  22. ^ Spender, Carl (16 March 2020). "Local councils are already trying to sabotage the mutual aid networks". Freedom News. Freedom Press. Retrieved 28 July 2020.
  23. ^ H, Katie (27 April 2020). "From Mutual Aid To Dual Power: How Do We Build A New World In The Shell Of The Old?". Plan C. Retrieved 28 July 2020.
  24. ^ Dhillon, Amardeep Singh (4 May 2020). "The politics of Covid-19: the frictions and promises of mutual aid". Red Pepper. London, England. Retrieved 28 July 2020.

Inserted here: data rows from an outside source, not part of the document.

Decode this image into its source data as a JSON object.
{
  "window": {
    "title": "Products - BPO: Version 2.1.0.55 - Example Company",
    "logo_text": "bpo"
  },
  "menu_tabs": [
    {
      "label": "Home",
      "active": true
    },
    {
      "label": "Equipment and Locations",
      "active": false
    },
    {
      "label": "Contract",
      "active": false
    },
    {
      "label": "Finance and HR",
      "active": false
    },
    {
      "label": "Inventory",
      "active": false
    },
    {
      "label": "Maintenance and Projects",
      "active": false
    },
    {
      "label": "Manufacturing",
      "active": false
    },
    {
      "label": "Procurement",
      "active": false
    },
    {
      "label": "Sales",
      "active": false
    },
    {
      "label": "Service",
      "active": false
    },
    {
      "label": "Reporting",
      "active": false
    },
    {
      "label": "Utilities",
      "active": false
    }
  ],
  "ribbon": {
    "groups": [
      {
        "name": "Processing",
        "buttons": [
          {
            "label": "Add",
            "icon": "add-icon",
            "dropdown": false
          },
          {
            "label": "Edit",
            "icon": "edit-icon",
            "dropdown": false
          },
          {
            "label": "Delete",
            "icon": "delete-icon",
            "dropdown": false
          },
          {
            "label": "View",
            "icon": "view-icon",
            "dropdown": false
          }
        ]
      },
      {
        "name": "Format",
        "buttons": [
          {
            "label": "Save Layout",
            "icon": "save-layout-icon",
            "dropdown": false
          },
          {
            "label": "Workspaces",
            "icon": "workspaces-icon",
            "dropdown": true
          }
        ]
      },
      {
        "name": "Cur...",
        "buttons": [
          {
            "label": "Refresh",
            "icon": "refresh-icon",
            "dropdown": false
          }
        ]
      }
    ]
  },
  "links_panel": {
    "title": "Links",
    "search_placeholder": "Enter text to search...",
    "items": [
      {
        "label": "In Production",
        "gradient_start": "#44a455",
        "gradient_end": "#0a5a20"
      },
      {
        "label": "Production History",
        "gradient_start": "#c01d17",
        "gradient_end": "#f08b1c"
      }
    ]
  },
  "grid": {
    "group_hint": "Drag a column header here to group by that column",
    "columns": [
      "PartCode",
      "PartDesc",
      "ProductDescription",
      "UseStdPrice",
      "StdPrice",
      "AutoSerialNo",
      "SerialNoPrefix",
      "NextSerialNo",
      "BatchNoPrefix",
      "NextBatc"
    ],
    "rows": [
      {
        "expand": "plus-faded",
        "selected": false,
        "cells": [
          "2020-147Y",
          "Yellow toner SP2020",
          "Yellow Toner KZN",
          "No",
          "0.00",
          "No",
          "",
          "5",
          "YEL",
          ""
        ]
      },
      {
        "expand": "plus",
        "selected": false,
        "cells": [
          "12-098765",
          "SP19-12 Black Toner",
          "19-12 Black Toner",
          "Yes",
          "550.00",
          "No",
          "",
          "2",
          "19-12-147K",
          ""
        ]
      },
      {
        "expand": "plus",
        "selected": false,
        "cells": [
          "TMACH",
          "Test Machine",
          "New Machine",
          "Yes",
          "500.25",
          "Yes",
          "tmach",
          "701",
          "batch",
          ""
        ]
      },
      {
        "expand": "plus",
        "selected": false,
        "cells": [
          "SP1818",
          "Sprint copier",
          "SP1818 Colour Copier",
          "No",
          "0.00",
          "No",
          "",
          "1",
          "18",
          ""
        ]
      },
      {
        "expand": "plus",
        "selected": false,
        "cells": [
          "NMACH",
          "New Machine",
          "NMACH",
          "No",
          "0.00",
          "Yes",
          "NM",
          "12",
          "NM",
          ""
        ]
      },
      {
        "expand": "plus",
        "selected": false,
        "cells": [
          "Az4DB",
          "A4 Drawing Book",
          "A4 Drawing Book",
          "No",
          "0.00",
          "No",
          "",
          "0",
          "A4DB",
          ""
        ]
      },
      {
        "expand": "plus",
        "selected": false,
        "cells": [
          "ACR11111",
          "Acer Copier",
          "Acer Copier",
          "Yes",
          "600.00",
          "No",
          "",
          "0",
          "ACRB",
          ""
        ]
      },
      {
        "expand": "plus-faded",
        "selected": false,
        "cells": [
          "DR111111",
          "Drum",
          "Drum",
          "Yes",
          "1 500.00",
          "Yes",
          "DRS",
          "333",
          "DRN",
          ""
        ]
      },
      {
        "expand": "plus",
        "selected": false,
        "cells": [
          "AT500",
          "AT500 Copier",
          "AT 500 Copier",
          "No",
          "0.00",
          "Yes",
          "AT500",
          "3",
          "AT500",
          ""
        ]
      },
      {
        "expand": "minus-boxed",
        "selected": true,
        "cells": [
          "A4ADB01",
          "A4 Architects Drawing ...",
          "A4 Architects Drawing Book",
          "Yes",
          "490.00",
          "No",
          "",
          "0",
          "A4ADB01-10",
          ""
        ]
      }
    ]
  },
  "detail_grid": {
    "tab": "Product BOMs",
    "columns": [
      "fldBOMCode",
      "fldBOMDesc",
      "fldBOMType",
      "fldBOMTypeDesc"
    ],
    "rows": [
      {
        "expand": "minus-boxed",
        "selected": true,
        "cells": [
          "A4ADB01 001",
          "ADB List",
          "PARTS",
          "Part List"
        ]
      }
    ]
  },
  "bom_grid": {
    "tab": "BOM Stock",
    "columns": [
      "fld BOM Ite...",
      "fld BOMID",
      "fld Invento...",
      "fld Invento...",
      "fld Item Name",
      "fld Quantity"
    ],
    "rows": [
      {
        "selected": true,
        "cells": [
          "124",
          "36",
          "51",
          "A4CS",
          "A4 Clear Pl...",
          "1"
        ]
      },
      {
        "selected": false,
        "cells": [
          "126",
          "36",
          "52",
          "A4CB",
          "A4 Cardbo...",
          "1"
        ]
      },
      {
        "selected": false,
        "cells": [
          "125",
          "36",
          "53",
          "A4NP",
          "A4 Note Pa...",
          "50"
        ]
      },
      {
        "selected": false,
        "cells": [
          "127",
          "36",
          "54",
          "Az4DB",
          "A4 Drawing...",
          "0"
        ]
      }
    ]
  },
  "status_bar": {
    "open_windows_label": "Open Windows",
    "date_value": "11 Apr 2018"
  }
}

  25. ^ "COVID-19 Mutual Aid UK". Mutual Aid UK. Retrieved 24 March 2020.
  26. ^ Kavada, Anastasia (12 June 2020). "Creating a hyperlocal infrastructure of care: COVID-19 Mutual Aid Groups". openDemocracy. Retrieved 28 July 2020.
  27. ^ Moritz, Judith (24 April 2020). "Coronavirus: Volunteers 'not being called upon' to help NHS". BBC News. United Kingdom. Retrieved 28 July 2020.
  28. ^ Felici, Marco. "Social capital and the response to Covid-19". University of Cambridge. Retrieved 28 July 2020.
  29. ^ Heppenstall-West, Luke (29 April 2020). "How Austerity Is Undermining Mutual Aid". Tribune. London, England: Bhaskar Sunkara. Retrieved 28 July 2020.
  30. ^ "Communities vs. Coronavirus: The Rise of Mutual Aid". New Local Government Network. Retrieved 28 July 2020.
  31. ^ Kiama Zuri, Eshe (5 June 2020). "'We've been organising like this since day' – why we must remember the Black roots of mutual aid groups". gal-dem. United Kingdom. Retrieved 28 July 2020.

Further readingEdit

External linksEdit